“I was shocked last year,” said Harper, a student in OSU Institute of Technology’s School of Culinary Arts. “I was shocked to hear one of the cakes came all the way from Australia. They come from all over the place.”
Every year, Culinary Arts students volunteer their time during the two day event held during the Tulsa State Fair to help out with everything from loading and unloading cakes, running errands for organizers and cake artists, assisting during cooking demos, and monitoring the cakes while on display to the public.
“Seeing the beautiful designs— different shapes, different styles. There are all kinds of neat cakes,” Harper said.
Stephanie Brakebill, another Culinary student, also returned for a second year to volunteer at the show. She grew up around baking and cake decorating, so she was already familiar with the sugar art show.
“I knew about it and how elaborate the cakes were,” Brakebill said. “It’s a huge thing. We have cake decorators from all over the world; we have cakes from all over the world.”
Chef Grady Perryman, an instructor at the School of Culinary Arts, has been a judge for the Sugar Art Show’s tasting competition for more than 10 years, about the same amount of time students from the school have been volunteering at the show.
“It’s good networking for the students. They get to meet these cake artists. It’s the best sugar art in the world, some of the best craftsmanship in the world,” Perryman said. “There’s always something you can learn. They may see something they thought they could never do.”
Brakebill said she’s had those exact same thoughts.
“There are some cakes I look at, and I think ‘I’ll never be able to do that,’ but there are others where I think I could do that with some practice,” she said. “You get inspiration.”
Harper said she’s really enjoyed getting to meet and talk with some of the cake artists, who have even gifted her with some of their extra tools.
“I used some of the tools to decorate my niece’s birthday cake,” she said, and it’s spurred her to continue. “I’m thinking about taking advanced baking or show pieces.”
Perryman said about 25 students volunteered this year to help out with the Oklahoma State Sugar Art Show.

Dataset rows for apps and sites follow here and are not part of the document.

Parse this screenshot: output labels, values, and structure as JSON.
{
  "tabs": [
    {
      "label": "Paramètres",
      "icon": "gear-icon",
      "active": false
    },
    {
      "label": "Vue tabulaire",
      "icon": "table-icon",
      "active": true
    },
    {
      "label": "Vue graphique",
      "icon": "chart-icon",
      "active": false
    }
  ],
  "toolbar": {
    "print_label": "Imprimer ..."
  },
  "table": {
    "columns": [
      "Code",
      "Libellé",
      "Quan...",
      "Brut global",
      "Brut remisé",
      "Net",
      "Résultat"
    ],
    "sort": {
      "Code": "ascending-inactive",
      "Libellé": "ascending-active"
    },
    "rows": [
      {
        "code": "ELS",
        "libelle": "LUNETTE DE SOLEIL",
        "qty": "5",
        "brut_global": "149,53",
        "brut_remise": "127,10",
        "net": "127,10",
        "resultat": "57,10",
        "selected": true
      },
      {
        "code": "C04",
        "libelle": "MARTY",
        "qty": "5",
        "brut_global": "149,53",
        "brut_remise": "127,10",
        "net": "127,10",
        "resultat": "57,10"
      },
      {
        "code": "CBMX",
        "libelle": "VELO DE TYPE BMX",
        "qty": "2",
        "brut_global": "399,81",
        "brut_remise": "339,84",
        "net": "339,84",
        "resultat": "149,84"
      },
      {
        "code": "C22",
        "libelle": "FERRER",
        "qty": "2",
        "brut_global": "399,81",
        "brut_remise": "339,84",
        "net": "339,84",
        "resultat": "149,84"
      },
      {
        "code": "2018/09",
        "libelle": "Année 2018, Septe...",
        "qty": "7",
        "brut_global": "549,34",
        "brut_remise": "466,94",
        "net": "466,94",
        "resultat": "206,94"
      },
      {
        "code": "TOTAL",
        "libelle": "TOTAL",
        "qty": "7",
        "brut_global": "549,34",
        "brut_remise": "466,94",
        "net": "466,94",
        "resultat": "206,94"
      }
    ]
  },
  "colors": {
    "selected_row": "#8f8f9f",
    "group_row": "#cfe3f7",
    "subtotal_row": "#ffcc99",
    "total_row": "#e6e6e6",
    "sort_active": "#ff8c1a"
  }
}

“The show’s organizers really count on our students to be there for that extra help,” he said. “I appreciate the students who volunteer. It’s long days, it’s a lot of work. I appreciate all their hard work.”